# [RECORDS SHOWN]
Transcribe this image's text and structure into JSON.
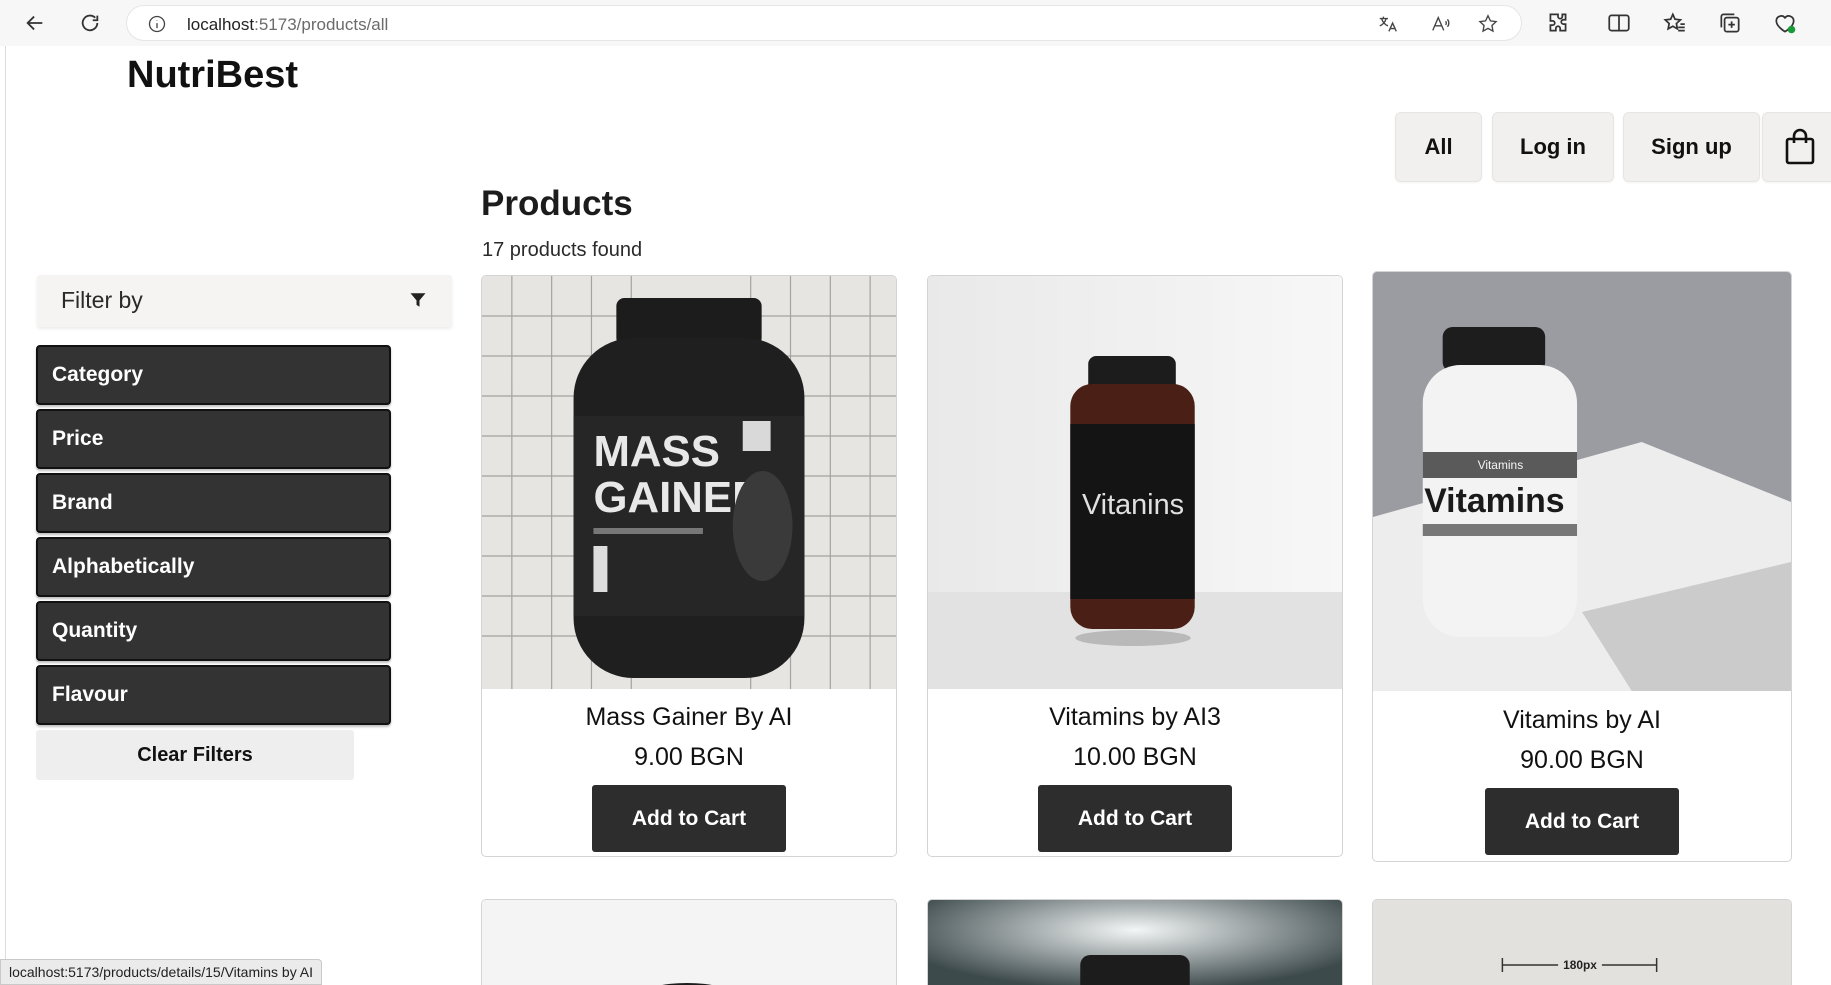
{
  "browser": {
    "url_host": "localhost",
    "url_path": ":5173/products/all",
    "status_url": "localhost:5173/products/details/15/Vitamins by AI"
  },
  "site": {
    "brand": "NutriBest"
  },
  "nav": {
    "all": "All",
    "login": "Log in",
    "signup": "Sign up",
    "cart_icon": "shopping-bag-icon"
  },
  "main": {
    "title": "Products",
    "found": "17 products found"
  },
  "filters": {
    "header": "Filter by",
    "items": [
      "Category",
      "Price",
      "Brand",
      "Alphabetically",
      "Quantity",
      "Flavour"
    ],
    "clear": "Clear Filters"
  },
  "products": [
    {
      "name": "Mass Gainer By AI",
      "price": "9.00 BGN",
      "cta": "Add to Cart",
      "label_line1": "MASS",
      "label_line2": "GAINER"
    },
    {
      "name": "Vitamins by AI3",
      "price": "10.00 BGN",
      "cta": "Add to Cart",
      "label": "Vitanins"
    },
    {
      "name": "Vitamins by AI",
      "price": "90.00 BGN",
      "cta": "Add to Cart",
      "label": "Vitamins",
      "label_small": "Vitamins"
    }
  ],
  "partial_cards": {
    "third_label": "180px"
  },
  "colors": {
    "dark_button": "#2d2d2d",
    "nav_bg": "#f1f0ee"
  }
}
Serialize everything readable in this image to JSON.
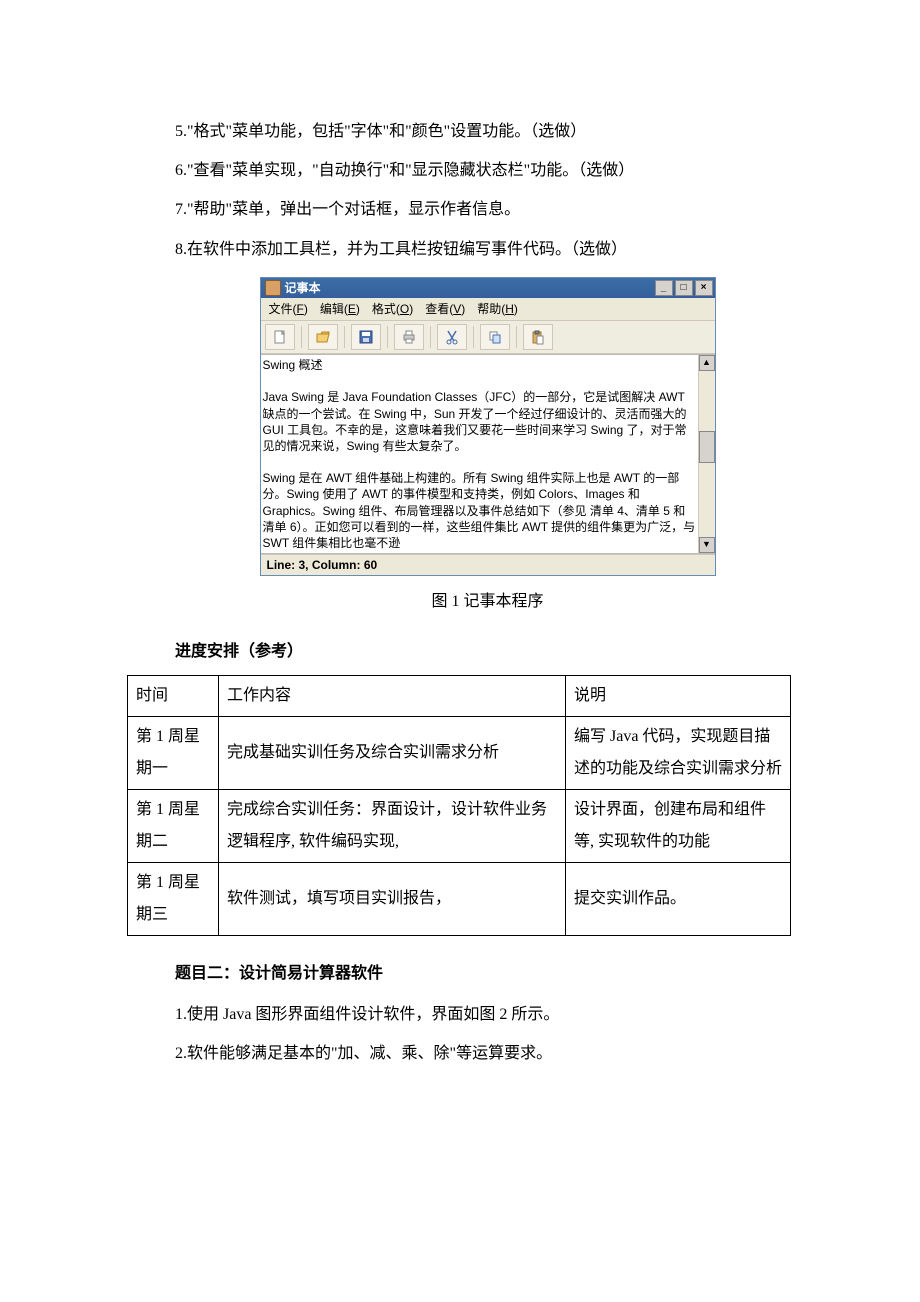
{
  "paragraphs": {
    "p5": "5.\"格式\"菜单功能，包括\"字体\"和\"颜色\"设置功能。（选做）",
    "p6": "6.\"查看\"菜单实现，\"自动换行\"和\"显示隐藏状态栏\"功能。（选做）",
    "p7": "7.\"帮助\"菜单，弹出一个对话框，显示作者信息。",
    "p8": "8.在软件中添加工具栏，并为工具栏按钮编写事件代码。（选做）"
  },
  "notepad": {
    "title": "记事本",
    "menu": {
      "file": "文件(F)",
      "edit": "编辑(E)",
      "format": "格式(O)",
      "view": "查看(V)",
      "help": "帮助(H)"
    },
    "text_heading": "Swing 概述",
    "text_p1": "Java Swing 是 Java Foundation Classes（JFC）的一部分，它是试图解决 AWT 缺点的一个尝试。在 Swing 中，Sun 开发了一个经过仔细设计的、灵活而强大的 GUI 工具包。不幸的是，这意味着我们又要花一些时间来学习 Swing 了，对于常见的情况来说，Swing 有些太复杂了。",
    "text_p2": "Swing 是在 AWT 组件基础上构建的。所有 Swing 组件实际上也是 AWT 的一部分。Swing 使用了 AWT 的事件模型和支持类，例如 Colors、Images 和 Graphics。Swing 组件、布局管理器以及事件总结如下（参见 清单 4、清单 5 和 清单 6）。正如您可以看到的一样，这些组件集比 AWT 提供的组件集更为广泛，与 SWT 组件集相比也毫不逊",
    "status": "Line: 3, Column: 60"
  },
  "figure_caption": "图 1  记事本程序",
  "schedule": {
    "heading": "进度安排（参考）",
    "headers": {
      "time": "时间",
      "work": "工作内容",
      "note": "说明"
    },
    "rows": [
      {
        "time": "第 1 周星期一",
        "work": "完成基础实训任务及综合实训需求分析",
        "note": "编写 Java 代码，实现题目描述的功能及综合实训需求分析"
      },
      {
        "time": "第 1 周星期二",
        "work": "完成综合实训任务：界面设计，设计软件业务逻辑程序, 软件编码实现,",
        "note": "设计界面，创建布局和组件等, 实现软件的功能"
      },
      {
        "time": "第 1 周星期三",
        "work": "软件测试，填写项目实训报告，",
        "note": "提交实训作品。"
      }
    ]
  },
  "topic2": {
    "heading": "题目二：设计简易计算器软件",
    "p1": "1.使用 Java 图形界面组件设计软件，界面如图 2 所示。",
    "p2": "2.软件能够满足基本的\"加、减、乘、除\"等运算要求。"
  }
}
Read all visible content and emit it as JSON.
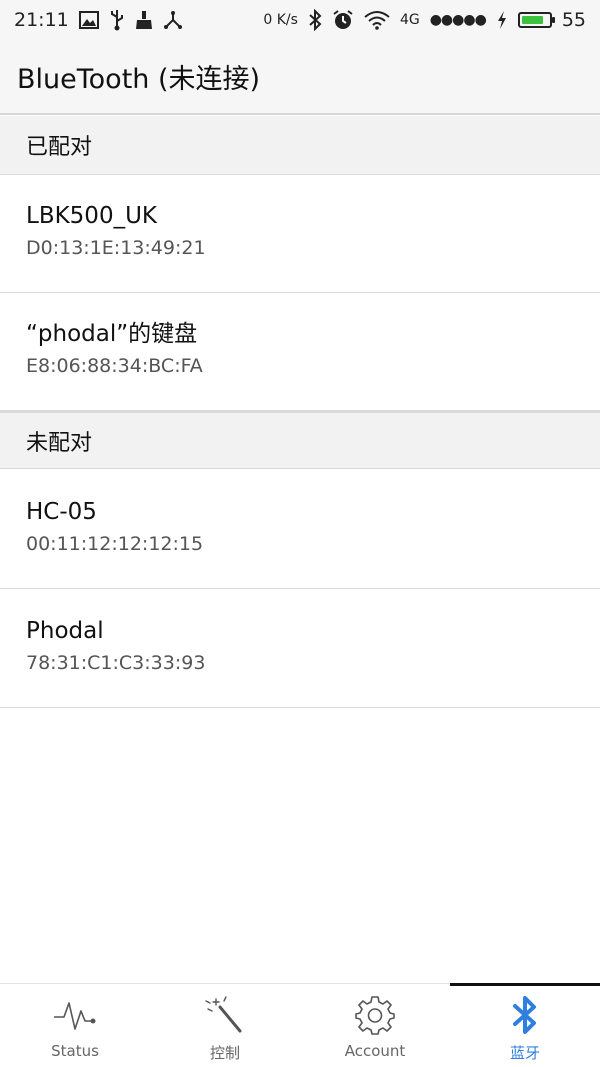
{
  "status_bar": {
    "time": "21:11",
    "net_speed": "0 K/s",
    "network": "4G",
    "signal_dots": "●●●●●",
    "battery_level": "55",
    "battery_fraction": 0.8,
    "battery_color": "#3cc23c"
  },
  "app_bar": {
    "title": "BlueTooth (未连接)"
  },
  "paired_section": {
    "header": "已配对",
    "devices": [
      {
        "name": "LBK500_UK",
        "address": "D0:13:1E:13:49:21"
      },
      {
        "name": "“phodal”的键盘",
        "address": "E8:06:88:34:BC:FA"
      }
    ]
  },
  "unpaired_section": {
    "header": "未配对",
    "devices": [
      {
        "name": "HC-05",
        "address": "00:11:12:12:12:15"
      },
      {
        "name": "Phodal",
        "address": "78:31:C1:C3:33:93"
      }
    ]
  },
  "bottom_nav": {
    "active_color": "#2f7fe0",
    "tabs": [
      {
        "label": "Status",
        "icon": "pulse-icon"
      },
      {
        "label": "控制",
        "icon": "magic-wand-icon"
      },
      {
        "label": "Account",
        "icon": "gear-icon"
      },
      {
        "label": "蓝牙",
        "icon": "bluetooth-icon"
      }
    ]
  }
}
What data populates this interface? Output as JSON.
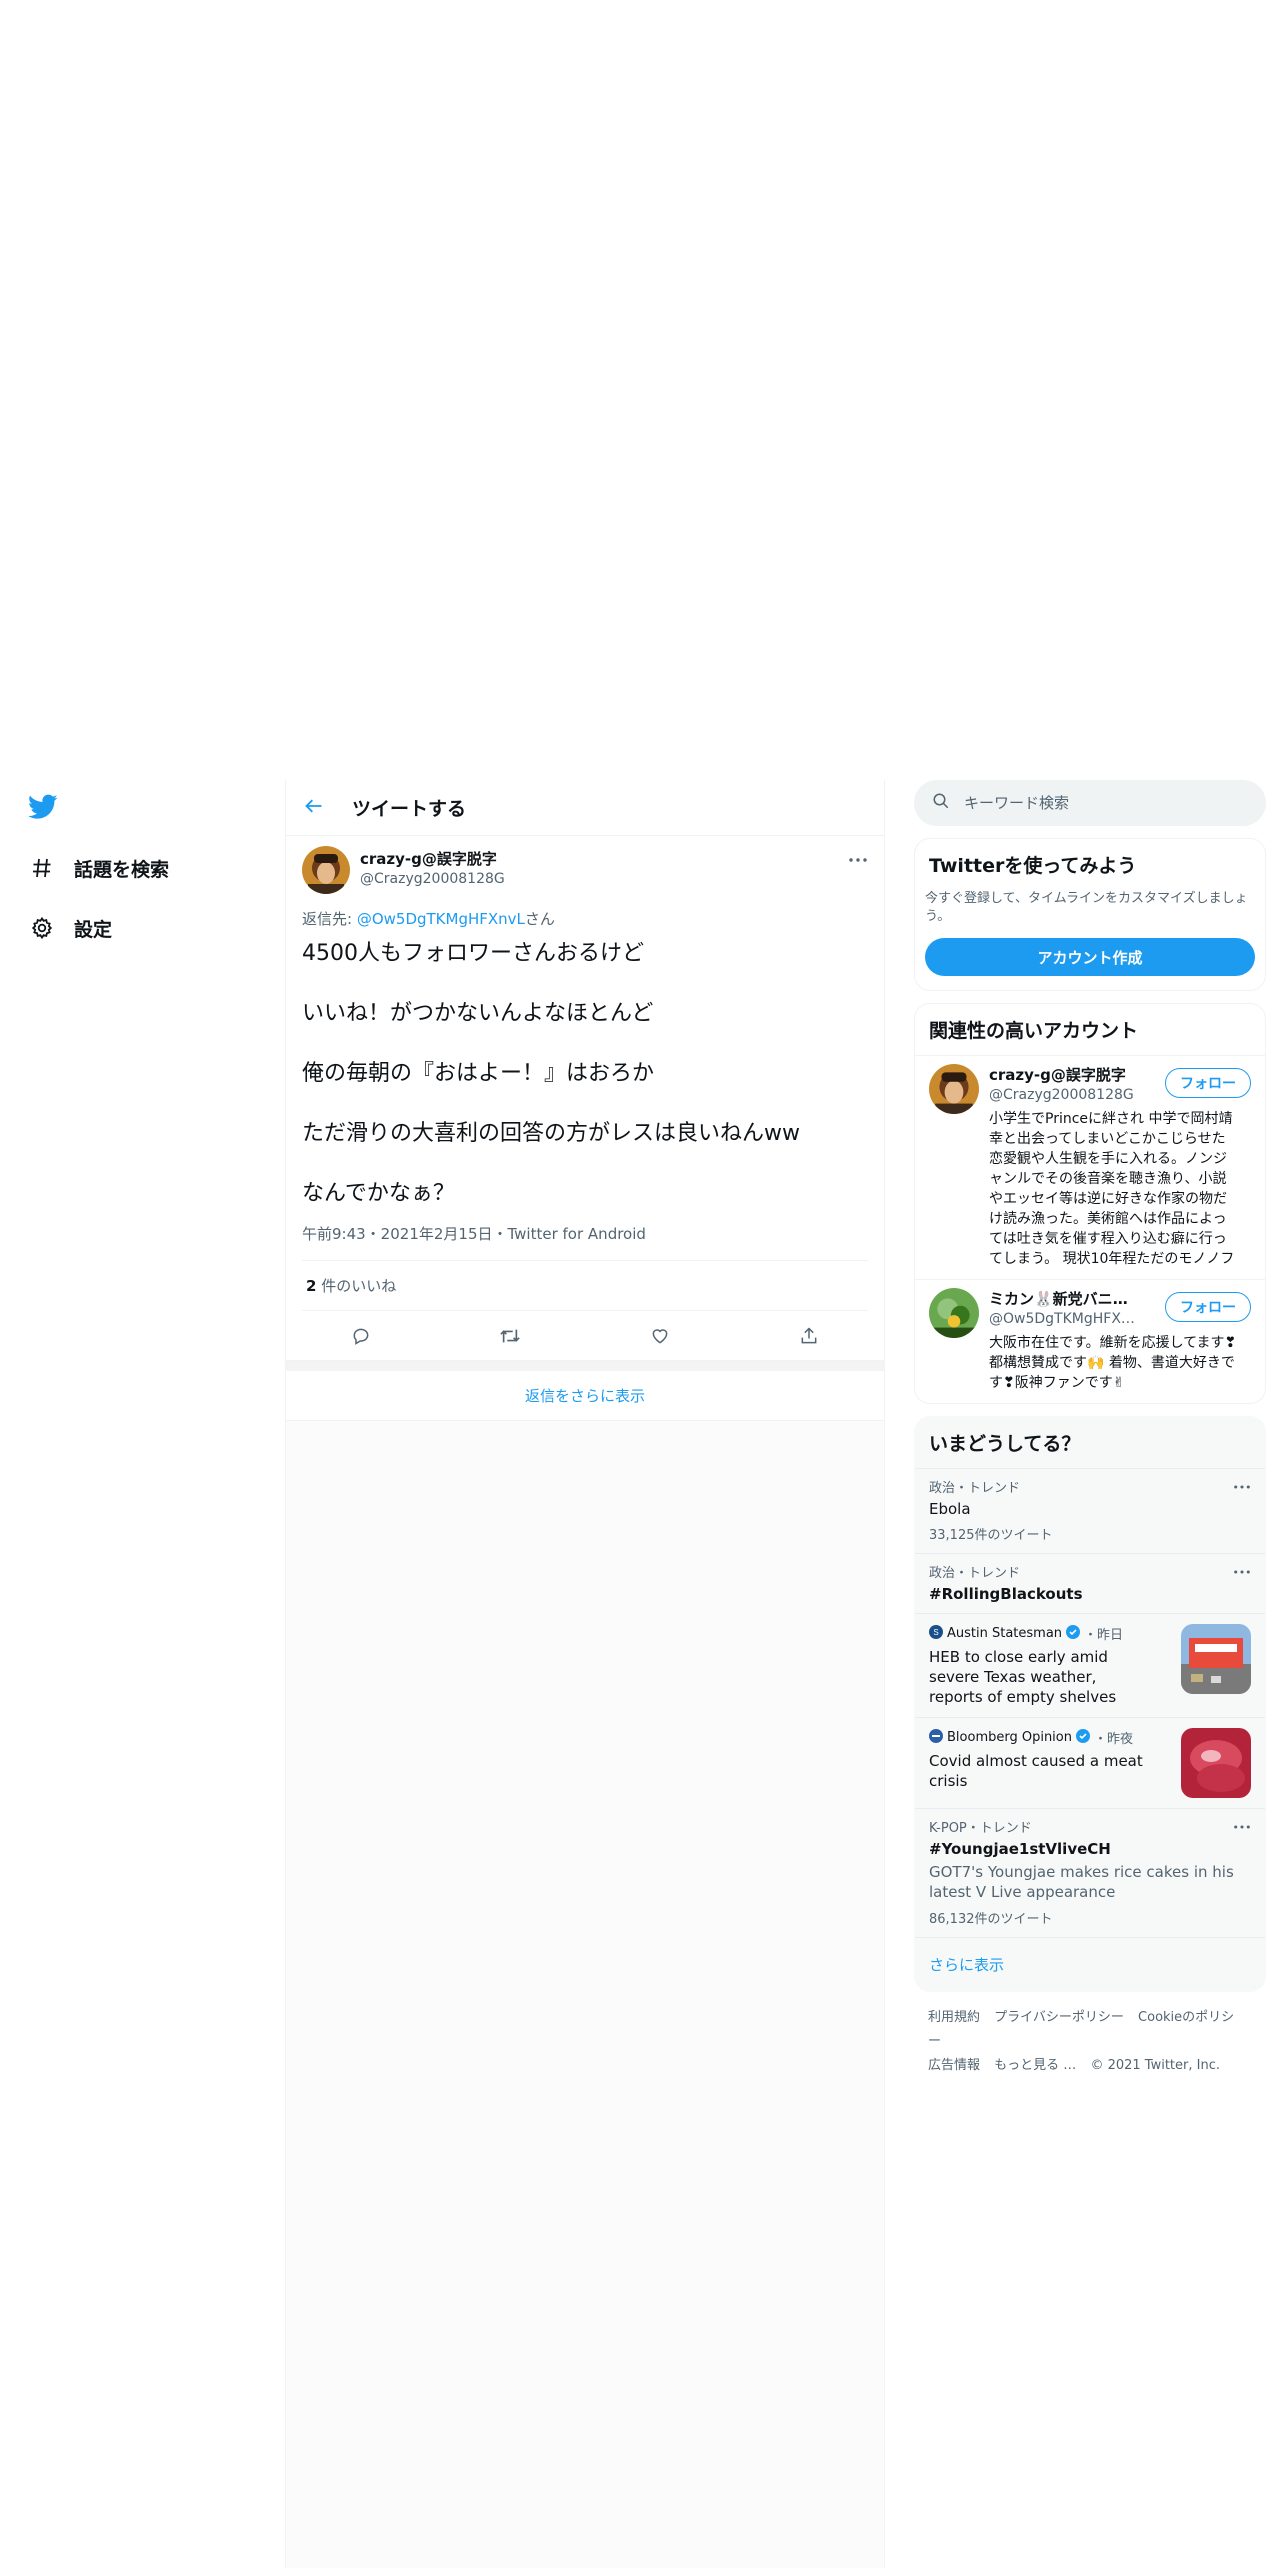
{
  "nav": {
    "logo": "twitter-bird-icon",
    "items": [
      {
        "icon": "hashtag-icon",
        "label": "話題を検索"
      },
      {
        "icon": "gear-icon",
        "label": "設定"
      }
    ]
  },
  "center": {
    "header_title": "ツイートする",
    "tweet": {
      "name": "crazy-g@誤字脱字",
      "handle": "@Crazyg20008128G",
      "reply_prefix": "返信先: ",
      "reply_link": "@Ow5DgTKMgHFXnvL",
      "reply_suffix": "さん",
      "lines": [
        "4500人もフォロワーさんおるけど",
        "いいね！がつかないんよなほとんど",
        "俺の毎朝の『おはよー！』はおろか",
        "ただ滑りの大喜利の回答の方がレスは良いねんww",
        "なんでかなぁ？"
      ],
      "meta": "午前9:43・2021年2月15日・Twitter for Android",
      "likes_count": "2",
      "likes_label": " 件のいいね"
    },
    "more_replies": "返信をさらに表示"
  },
  "right": {
    "search_placeholder": "キーワード検索",
    "signup": {
      "title": "Twitterを使ってみよう",
      "text": "今すぐ登録して、タイムラインをカスタマイズしましょう。",
      "button": "アカウント作成"
    },
    "related": {
      "title": "関連性の高いアカウント",
      "follow_label": "フォロー",
      "accounts": [
        {
          "name": "crazy-g@誤字脱字",
          "handle": "@Crazyg20008128G",
          "bio": "小学生でPrinceに絆され 中学で岡村靖幸と出会ってしまいどこかこじらせた恋愛観や人生観を手に入れる。ノンジャンルでその後音楽を聴き漁り、小説やエッセイ等は逆に好きな作家の物だけ読み漁った。美術館へは作品によっては吐き気を催す程入り込む癖に行ってしまう。 現状10年程ただのモノノフ"
        },
        {
          "name": "ミカン🐰新党バニー…",
          "handle": "@Ow5DgTKMgHFX…",
          "bio": "大阪市在住です。維新を応援してます❣都構想賛成です🙌 着物、書道大好きです❣阪神ファンです✌"
        }
      ]
    },
    "trends": {
      "title": "いまどうしてる？",
      "items": [
        {
          "category": "政治・トレンド",
          "name": "Ebola",
          "count": "33,125件のツイート"
        },
        {
          "category": "政治・トレンド",
          "name": "#RollingBlackouts"
        }
      ],
      "news": [
        {
          "source": "Austin Statesman",
          "when": "・昨日",
          "title": "HEB to close early amid severe Texas weather, reports of empty shelves"
        },
        {
          "source": "Bloomberg Opinion",
          "when": "・昨夜",
          "title": "Covid almost caused a meat crisis"
        }
      ],
      "kpop": {
        "category": "K-POP・トレンド",
        "name": "#Youngjae1stVliveCH",
        "desc": "GOT7's Youngjae makes rice cakes in his latest V Live appearance",
        "count": "86,132件のツイート"
      },
      "show_more": "さらに表示"
    },
    "footer": {
      "links": [
        "利用規約",
        "プライバシーポリシー",
        "Cookieのポリシー",
        "広告情報",
        "もっと見る …",
        "© 2021 Twitter, Inc."
      ]
    }
  },
  "colors": {
    "accent": "#1d9bf0",
    "text": "#0f1419",
    "secondary": "#536471"
  }
}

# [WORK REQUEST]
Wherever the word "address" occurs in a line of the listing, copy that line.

# [EXPECTED OUTPUT]
        "address": "D0:13:1E:13:49:21"
        "address": "E8:06:88:34:BC:FA"
        "address": "00:11:12:12:12:15"
        "address": "78:31:C1:C3:33:93"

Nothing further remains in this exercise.